Cream of Tartar is the common name for potassium hydrogen tartrate. This white odorless powder is an important byproduct of wine manufacturing. Cream of Tartar is commonly used in cooking and also for cleaning. Cream of Tartar powder is now available in any supermarket. It is an acid salt found as sediments in the barrels used for fermenting wine. Cream of tartar is produced from argols which are formed on the inner walls of Wine Vats during fermentation. A torch is used remove the argols which are then dried and baked in a furnace at 900 degrees and then ground to a powder followed by treatment with Sulfuric acid and carbonate and finally with carbon to remove any color.
The history of Cream of Tartar dates back to 7000 years. Traces of calcium tartrate sediments was found in a wine making jar discovered in the ruins of a village in northern Iran. The modern process for manufacturing Cream of Tartar was developed by the Swedish chemist CW Scheele in 1769. Later the properties of Cream of Tartar was discovered by Jean Baptiste Biot in 1832. The powder has the property of rotating polarized light.
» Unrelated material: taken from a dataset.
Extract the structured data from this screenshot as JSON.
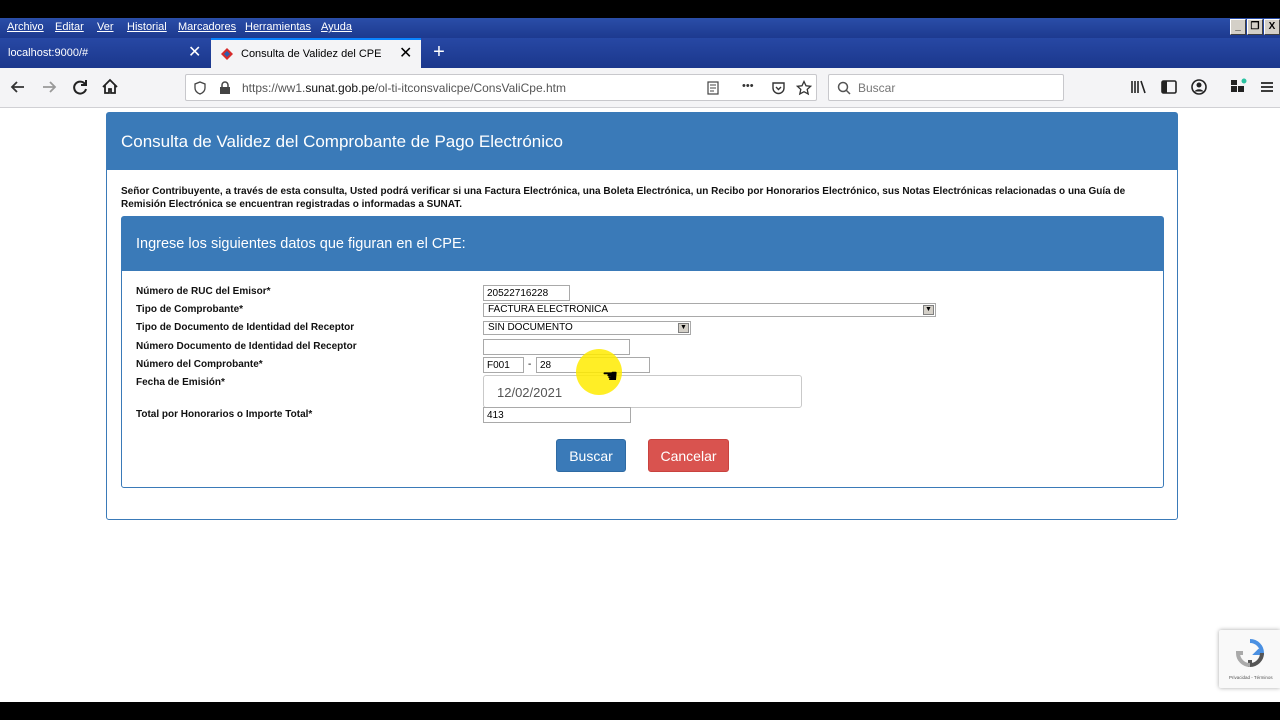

Apart from that, Cream of Tartar burns into a blue flame indicating the presence of high potassium content in the salt. The uses and process of preparing the Cream of Tartar was further perfected in French cuisine.
Potassium bitartrate crystallizes on the walls of the wine barrels. The crude form also known as beeswing are scrapped off from the walls of the barrels. The scrapped wet tartrate is then dried open and later allowed to be baked in a hot blazing furnace at very high temperatures(800-900 degree Celsius) . After the completion of heating process, the hardened sediments are then purified and grounded to obtain a white powder. One portion of the powder is mixed with sulphuric acid whereas the other half is mixed with carbonate soda. Both the mixtures are blended together and this process produces the colorless powder of Cream of Tartar. Carbon block is used to remove odor of wine from the Cream of Tartar.
Cream of Tartar has multiple uses in food making and household purposes. It is commonly misunderstood with sodium acid pyrophosphate because of its similar function as a baking powder.